A narcissist has an everything-has-to-be-about-them mentality. That generally doesn’t get better with time with challenges getting a person of this nature to care for your feelings or you, for that matter, entirely. That creates a barrier when it comes to developing a nurturing and loving bond.
Most of us have instincts when it comes to people, places, life in general. Some will listen and let it guide certain situations. Others will completely ignore their gut feeling instead of rationalizing with reasoning and intellect, especially when saying something we prefer not to hear.
That’s typically why many people end up in some of the unhealthy relationship traps discussed here. If you question yourself and have been for some time and don’t have a lot of faith in the decisions you’re making relating to the partnership you’re currently in, that’s a red flag that it’s unhealthy.
It’s also a sign that you need to listen to your instincts. When a relationship is unhealthy or unbalanced, it can lead to a controlling situation that becomes toxic, diminishing your power over your thoughts, feelings, and decisions. That’s something from which you need to walk away.
While you invested much time, effort, and energy into the partnership, and starting over seems like an exhaustive proposition, this is not serving your greatest good.

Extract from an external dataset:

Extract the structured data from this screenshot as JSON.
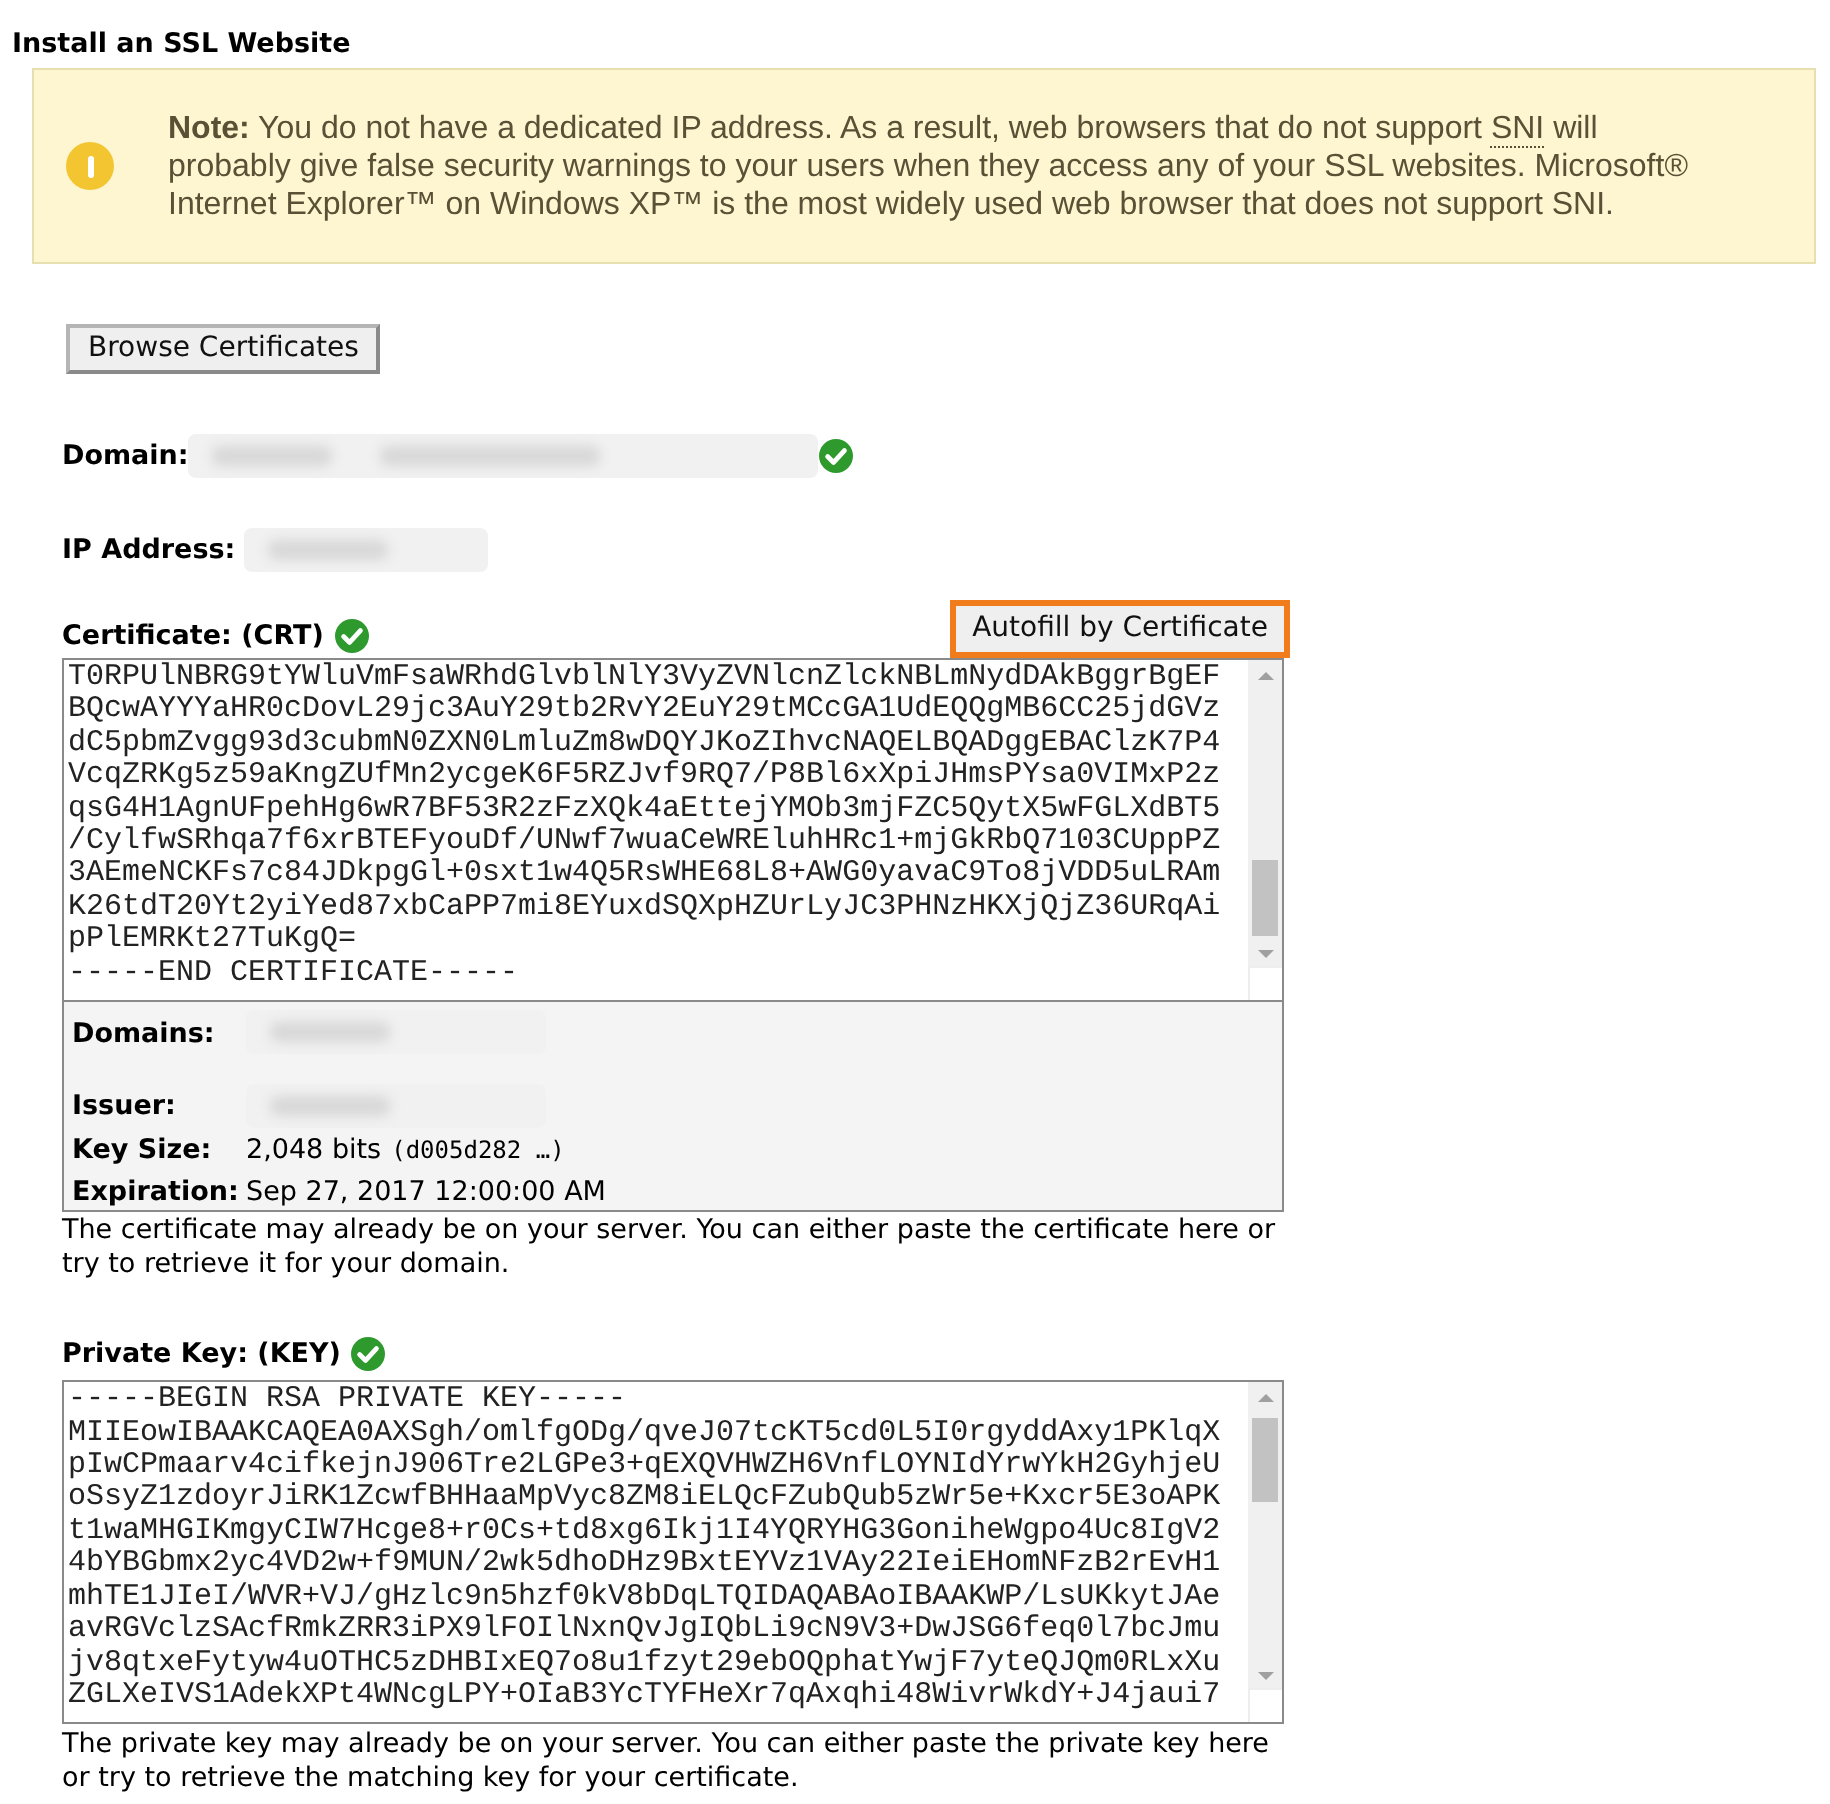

If you feel disconnected or frustrated about the state of your marriage but want to avoid separation and/or divorce, the marriage.com course meant for married couples is an excellent resource to help you overcome the most challenging aspects of being married.
Rachael Pace is a noted relationship writer associated with Marriage.com. She provides inspiration, support, and empowerment in the form of motivational articles and essays. Rachael enjoys studying the evolution of loving partnerships and is passionate about writing on them. She believes that everyone should make room for love in their lives and encourages couples to work on overcoming their challenges together.